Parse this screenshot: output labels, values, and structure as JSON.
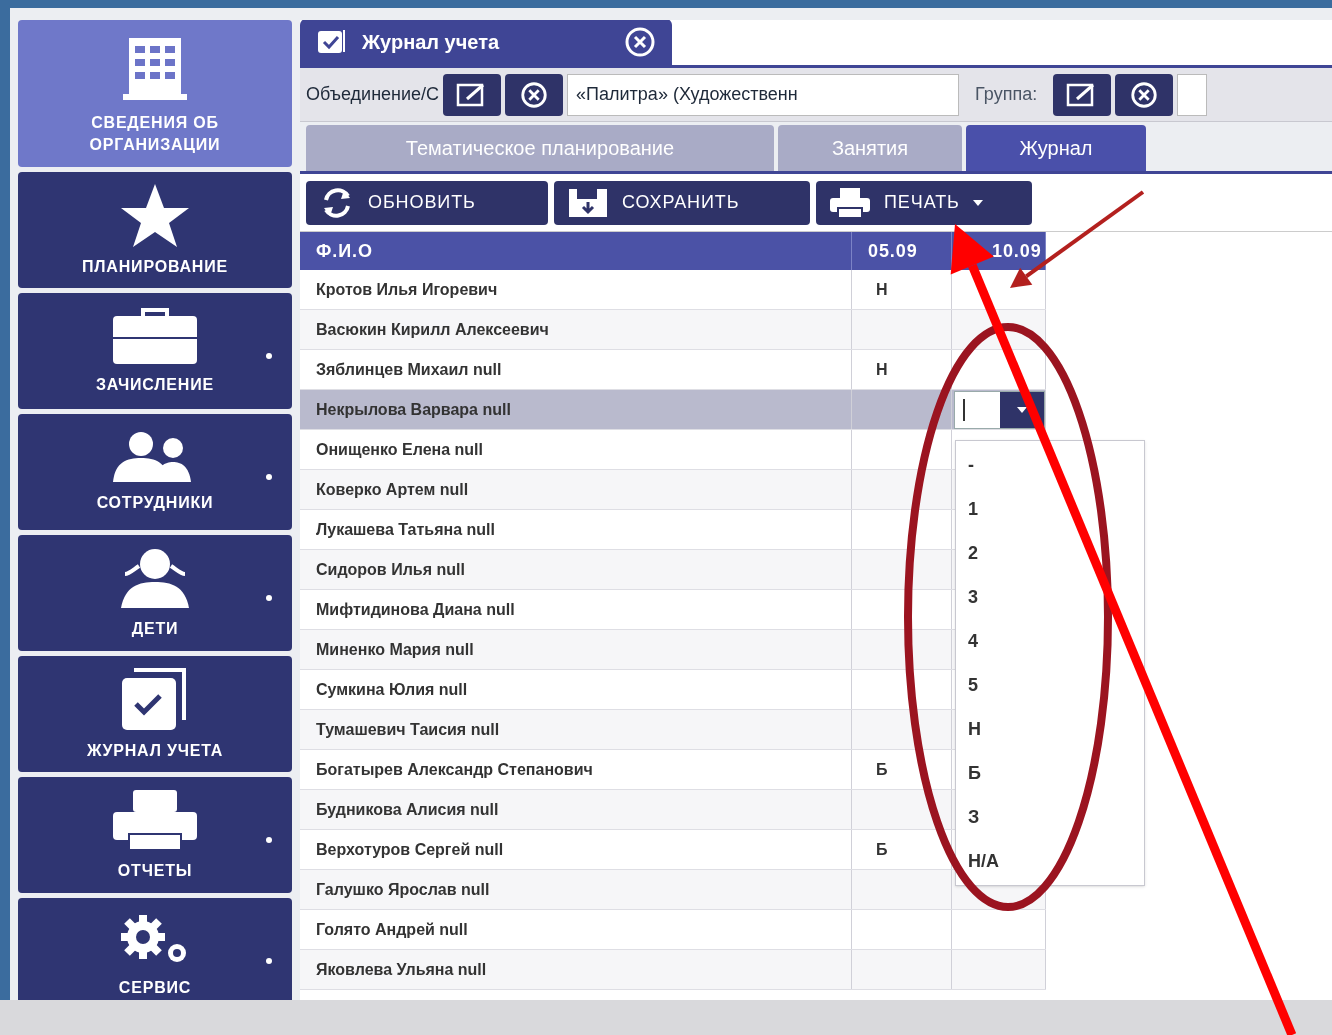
{
  "sidebar": {
    "items": [
      {
        "label": "СВЕДЕНИЯ ОБ ОРГАНИЗАЦИИ",
        "selected": true,
        "submenu": false
      },
      {
        "label": "ПЛАНИРОВАНИЕ",
        "selected": false,
        "submenu": false
      },
      {
        "label": "ЗАЧИСЛЕНИЕ",
        "selected": false,
        "submenu": true
      },
      {
        "label": "СОТРУДНИКИ",
        "selected": false,
        "submenu": true
      },
      {
        "label": "ДЕТИ",
        "selected": false,
        "submenu": true
      },
      {
        "label": "ЖУРНАЛ УЧЕТА",
        "selected": false,
        "submenu": false
      },
      {
        "label": "ОТЧЕТЫ",
        "selected": false,
        "submenu": true
      },
      {
        "label": "СЕРВИС",
        "selected": false,
        "submenu": true
      }
    ]
  },
  "window_tab": {
    "title": "Журнал учета"
  },
  "filters": {
    "association_label": "Объединение/С",
    "association_value": "«Палитра» (Художественн",
    "group_label": "Группа:"
  },
  "tabs": [
    {
      "label": "Тематическое планирование",
      "selected": false
    },
    {
      "label": "Занятия",
      "selected": false
    },
    {
      "label": "Журнал",
      "selected": true
    }
  ],
  "toolbar": [
    {
      "label": "ОБНОВИТЬ",
      "dropdown": false
    },
    {
      "label": "СОХРАНИТЬ",
      "dropdown": false
    },
    {
      "label": "ПЕЧАТЬ",
      "dropdown": true
    }
  ],
  "table": {
    "columns": [
      "Ф.И.О",
      "05.09",
      "10.09"
    ],
    "rows": [
      {
        "name": "Кротов Илья Игоревич",
        "c1": "Н",
        "c2": "",
        "selected": false
      },
      {
        "name": "Васюкин Кирилл Алексеевич",
        "c1": "",
        "c2": "",
        "selected": false
      },
      {
        "name": "Зяблинцев Михаил null",
        "c1": "Н",
        "c2": "",
        "selected": false
      },
      {
        "name": "Некрылова Варвара null",
        "c1": "",
        "c2": "",
        "selected": true
      },
      {
        "name": "Онищенко Елена null",
        "c1": "",
        "c2": "",
        "selected": false
      },
      {
        "name": "Коверко Артем null",
        "c1": "",
        "c2": "",
        "selected": false
      },
      {
        "name": "Лукашева Татьяна null",
        "c1": "",
        "c2": "",
        "selected": false
      },
      {
        "name": "Сидоров Илья null",
        "c1": "",
        "c2": "",
        "selected": false
      },
      {
        "name": "Мифтидинова Диана null",
        "c1": "",
        "c2": "",
        "selected": false
      },
      {
        "name": "Миненко Мария null",
        "c1": "",
        "c2": "",
        "selected": false
      },
      {
        "name": "Сумкина Юлия null",
        "c1": "",
        "c2": "",
        "selected": false
      },
      {
        "name": "Тумашевич Таисия null",
        "c1": "",
        "c2": "",
        "selected": false
      },
      {
        "name": "Богатырев Александр Степанович",
        "c1": "Б",
        "c2": "",
        "selected": false
      },
      {
        "name": "Будникова Алисия null",
        "c1": "",
        "c2": "",
        "selected": false
      },
      {
        "name": "Верхотуров Сергей null",
        "c1": "Б",
        "c2": "",
        "selected": false
      },
      {
        "name": "Галушко Ярослав null",
        "c1": "",
        "c2": "",
        "selected": false
      },
      {
        "name": "Голято Андрей null",
        "c1": "",
        "c2": "",
        "selected": false
      },
      {
        "name": "Яковлева Ульяна null",
        "c1": "",
        "c2": "",
        "selected": false
      }
    ]
  },
  "mark_options": [
    "-",
    "1",
    "2",
    "3",
    "4",
    "5",
    "Н",
    "Б",
    "З",
    "Н/А"
  ],
  "annotations": [
    {
      "kind": "ellipse",
      "color": "#9b1420"
    },
    {
      "kind": "arrow",
      "color": "#b3201e"
    },
    {
      "kind": "arrow",
      "color": "#ff0000"
    }
  ]
}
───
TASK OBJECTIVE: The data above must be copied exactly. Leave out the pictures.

ANSWER FOR THIS EXERCISE:
Parse this screenshot: output labels, values, and structure as JSON.
{
  "sidebar": {
    "items": [
      {
        "label": "СВЕДЕНИЯ ОБ ОРГАНИЗАЦИИ",
        "selected": true,
        "submenu": false
      },
      {
        "label": "ПЛАНИРОВАНИЕ",
        "selected": false,
        "submenu": false
      },
      {
        "label": "ЗАЧИСЛЕНИЕ",
        "selected": false,
        "submenu": true
      },
      {
        "label": "СОТРУДНИКИ",
        "selected": false,
        "submenu": true
      },
      {
        "label": "ДЕТИ",
        "selected": false,
        "submenu": true
      },
      {
        "label": "ЖУРНАЛ УЧЕТА",
        "selected": false,
        "submenu": false
      },
      {
        "label": "ОТЧЕТЫ",
        "selected": false,
        "submenu": true
      },
      {
        "label": "СЕРВИС",
        "selected": false,
        "submenu": true
      }
    ]
  },
  "window_tab": {
    "title": "Журнал учета"
  },
  "filters": {
    "association_label": "Объединение/С",
    "association_value": "«Палитра» (Художественн",
    "group_label": "Группа:"
  },
  "tabs": [
    {
      "label": "Тематическое планирование",
      "selected": false
    },
    {
      "label": "Занятия",
      "selected": false
    },
    {
      "label": "Журнал",
      "selected": true
    }
  ],
  "toolbar": [
    {
      "label": "ОБНОВИТЬ",
      "dropdown": false
    },
    {
      "label": "СОХРАНИТЬ",
      "dropdown": false
    },
    {
      "label": "ПЕЧАТЬ",
      "dropdown": true
    }
  ],
  "table": {
    "columns": [
      "Ф.И.О",
      "05.09",
      "10.09"
    ],
    "rows": [
      {
        "name": "Кротов Илья Игоревич",
        "c1": "Н",
        "c2": "",
        "selected": false
      },
      {
        "name": "Васюкин Кирилл Алексеевич",
        "c1": "",
        "c2": "",
        "selected": false
      },
      {
        "name": "Зяблинцев Михаил null",
        "c1": "Н",
        "c2": "",
        "selected": false
      },
      {
        "name": "Некрылова Варвара null",
        "c1": "",
        "c2": "",
        "selected": true
      },
      {
        "name": "Онищенко Елена null",
        "c1": "",
        "c2": "",
        "selected": false
      },
      {
        "name": "Коверко Артем null",
        "c1": "",
        "c2": "",
        "selected": false
      },
      {
        "name": "Лукашева Татьяна null",
        "c1": "",
        "c2": "",
        "selected": false
      },
      {
        "name": "Сидоров Илья null",
        "c1": "",
        "c2": "",
        "selected": false
      },
      {
        "name": "Мифтидинова Диана null",
        "c1": "",
        "c2": "",
        "selected": false
      },
      {
        "name": "Миненко Мария null",
        "c1": "",
        "c2": "",
        "selected": false
      },
      {
        "name": "Сумкина Юлия null",
        "c1": "",
        "c2": "",
        "selected": false
      },
      {
        "name": "Тумашевич Таисия null",
        "c1": "",
        "c2": "",
        "selected": false
      },
      {
        "name": "Богатырев Александр Степанович",
        "c1": "Б",
        "c2": "",
        "selected": false
      },
      {
        "name": "Будникова Алисия null",
        "c1": "",
        "c2": "",
        "selected": false
      },
      {
        "name": "Верхотуров Сергей null",
        "c1": "Б",
        "c2": "",
        "selected": false
      },
      {
        "name": "Галушко Ярослав null",
        "c1": "",
        "c2": "",
        "selected": false
      },
      {
        "name": "Голято Андрей null",
        "c1": "",
        "c2": "",
        "selected": false
      },
      {
        "name": "Яковлева Ульяна null",
        "c1": "",
        "c2": "",
        "selected": false
      }
    ]
  },
  "mark_options": [
    "-",
    "1",
    "2",
    "3",
    "4",
    "5",
    "Н",
    "Б",
    "З",
    "Н/А"
  ],
  "annotations": [
    {
      "kind": "ellipse",
      "color": "#9b1420"
    },
    {
      "kind": "arrow",
      "color": "#b3201e"
    },
    {
      "kind": "arrow",
      "color": "#ff0000"
    }
  ]
}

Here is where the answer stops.